Observing a Single Solvent–Solute Association

By Jason Socrates Bardi

Dissolved molecules, like misery, love company.

Typically any "solute" molecule that is dissolved in liquid phase—the "solvent"—will be surrounded by a cage of hundreds or even thousands of such solvent molecules. These associations are fickle. The cages constantly form and dissipate through diffusion, and have lifetimes of less than a nanosecond. This makes studying the interactions between one solvent and one solute molecule difficult.

Or perhaps exceedingly difficult.

In the 1960s, scientists studied these sorts of detailed interactions by blasting streams of solute and solvent molecules in the gas phase into each other under extremely high vacuums. But nobody has ever been able to look at the detailed interactions between one solvent and one solute molecule in the liquid phase.

Now a technique invented at the Skaggs Institute for Chemical Biology at The Scripps Research Institute (TSRI) allows scientists to do just that.

In a study funded by The Skaggs Institute for Research and the National Institute of General Medical Sciences, TSRI Research Associates Alessandro Scarso and Alex Shivanyuk and TSRI Professor Julius Rebek, who is the director of the Skaggs Institute for Chemical Biology, studied the fundamental forces of biological chemistry between the solvent and the solute in the liquid phase.

The new method, which they call coencapsulation, temporarily places one molecule each of solute and solvent into a self-assembled capsule. The capsule is something like a drug capsule on the nanometer scale—with two half nano-capsules coming together to form a nanocapsule around a solute and a solvent. This coencapsulation is reversible and typically lasts for about one second.

Using nuclear magnetic resonance spectroscopy, Scarso, Shivanyuk, and Rebek studied different solutes with a panel of 15 common organic solvents—like chloroform, benzene, acetone, propanol—at room temperature in the liquid phase, and they were able to observe the weak attractive and repulsive intermolecular forces, such as hydrogen bonding, van der Waals interactions, and dipole–dipole coupling, between a single solvent and a single solute molecule. They were even able to determine the orientation of the solvent with respect to the solute that results from these attractive and repulsive forces.

This is the first time the interactions of an individual solvent molecule with an individual solute molecule have been observed under such favorable conditions.

To read the article, "Individual Solvent/Solute Interactions through Social Isomerism" by Alessandro Scarso, Alexander Shivanyuk, and Julius Rebek, Jr., please see the November 19, 2003 issue of the Journal of the American Chemical Society or go to: http://pubs.acs.org/cgi-bin/asap.cgi/jacsat/asap/abs/ja037808e.html.

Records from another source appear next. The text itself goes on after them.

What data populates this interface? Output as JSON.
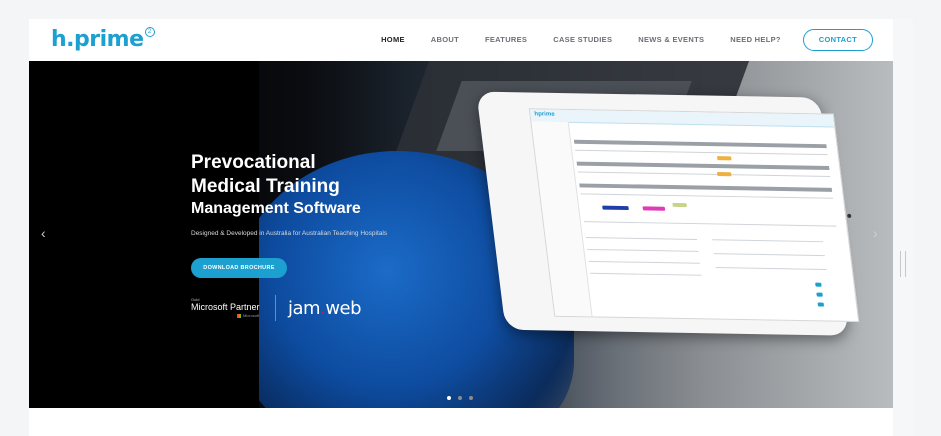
{
  "header": {
    "logo_text": "h.prime",
    "logo_sup": "2",
    "nav": [
      {
        "label": "HOME",
        "active": true
      },
      {
        "label": "ABOUT"
      },
      {
        "label": "FEATURES"
      },
      {
        "label": "CASE STUDIES"
      },
      {
        "label": "NEWS & EVENTS"
      },
      {
        "label": "NEED HELP?"
      }
    ],
    "contact_label": "CONTACT"
  },
  "hero": {
    "title_line1": "Prevocational",
    "title_line2": "Medical Training",
    "title_line3": "Management Software",
    "subtitle": "Designed & Developed in Australia for Australian Teaching Hospitals",
    "brochure_label": "DOWNLOAD BROCHURE",
    "partner_gold": "Gold",
    "partner_name": "Microsoft Partner",
    "partner_sub": "Microsoft",
    "jam_left": "jam",
    "jam_dot": ".",
    "jam_right": "web",
    "tablet_logo": "hprime",
    "prev_icon": "chevron-left-icon",
    "next_icon": "chevron-right-icon",
    "slides": 3,
    "active_slide": 1
  },
  "colors": {
    "accent": "#1ba0d0",
    "nav_text": "#6b6f75",
    "jam_dot": "#c21d54"
  }
}
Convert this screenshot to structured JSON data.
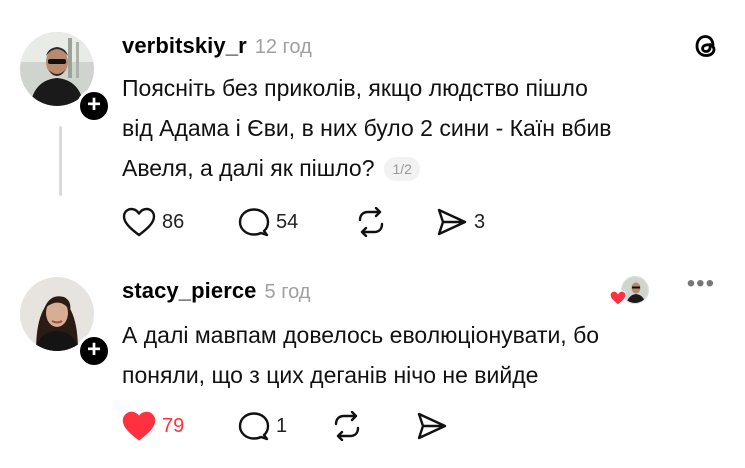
{
  "posts": [
    {
      "username": "verbitskiy_r",
      "time": "12 год",
      "text_lines": [
        "Поясніть без приколів, якщо людство пішло",
        "від Адама і Єви, в них було 2 сини - Каїн вбив",
        "Авеля, а далі як пішло?"
      ],
      "page_indicator": "1/2",
      "likes": "86",
      "replies": "54",
      "shares": "3"
    },
    {
      "username": "stacy_pierce",
      "time": "5 год",
      "text_lines": [
        "А далі мавпам довелось еволюціонувати, бо",
        "поняли, що з цих деганів нічо не вийде"
      ],
      "likes": "79",
      "replies": "1",
      "more": "•••"
    }
  ],
  "icons": {
    "app_logo": "threads-logo-icon",
    "follow_badge": "plus-icon",
    "like": "heart-icon",
    "reply": "comment-icon",
    "repost": "repost-icon",
    "share": "send-icon"
  },
  "colors": {
    "like_active": "#ff3040",
    "muted_text": "#a0a0a0",
    "thread_line": "#d9d9d9"
  }
}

One solute molecule is normally surrounded by a field of solvent (top). But the technique described by TSRI researchers allows them to sequester one solvent and one solute molecule and study the interactions between them. Picture courtesy of Alessandro Scarso.